Potamopyrgus antipodarum, androgens, bioassays, estrogenic properties, estrogens, humans, metals, organotin compounds, particulates, polychlorinated biphenyls, polycyclic aromatic hydrocarbons, reproduction, rivers, sediment contamination, sediments, surface water, wildlife, yeasts, Germany

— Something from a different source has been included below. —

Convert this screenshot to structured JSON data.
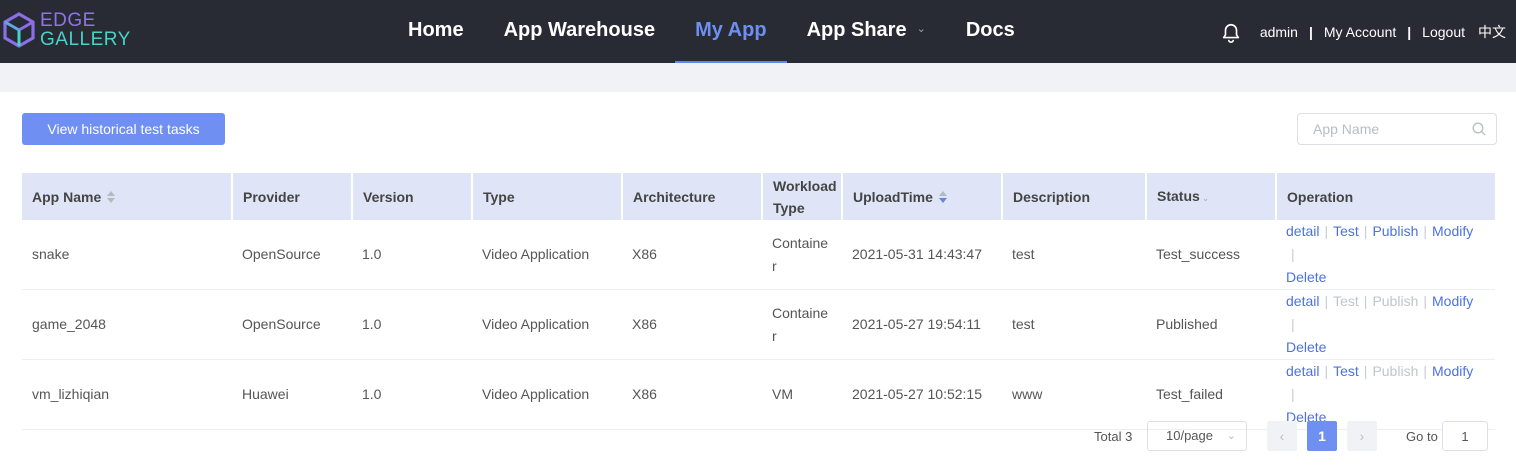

PURPOSE: There is a growing concern regarding the effects of endocrine disrupting compounds on humans and wildlife. Since some of them have the ability to bind to particulate matter, high concentrations can be reached in sediments of surface waters. The objective of this study was an assessment of 50 sediment samples from predominantly small rivers in the German federal state of Hesse with emphasis on endocrine activity. MATERIALS AND METHODS: The freshwater mudsnail Potamopyrgus antipodarum was exposed to whole sediments for 28 days with a subsequent evaluation of embryo production. Additionally, in vitro screens with sediment eluates for the detection of estrogenic (yeast estrogen screen, YES) and androgenic (yeast androgen screen, YAS) activities were conducted. Biotest results were compared with chemical analytical data (metals, polycyclic aromatic hydrocarbons, polychlorinated biphenyls, organotin compounds), which were available for about half of the studied sites. RESULTS AND DISCUSSION: Seventy-eight percent of the sediments caused a significantly increased reproduction in the Potamopyrgus test, 66% were active in YES, and 68% were active in YAS. More than half of the sediments caused an increased reproduction in vivo and concurrently showed an estrogenic activity in vitro. No significant correlations could be established between biotest results and chemical analytical data. CONCLUSIONS: The results indicate that sediment contamination with endocrine active compounds is widespread, plays an important role in aquatic ecosystems, and should be the subject of further ecotoxicological investigation.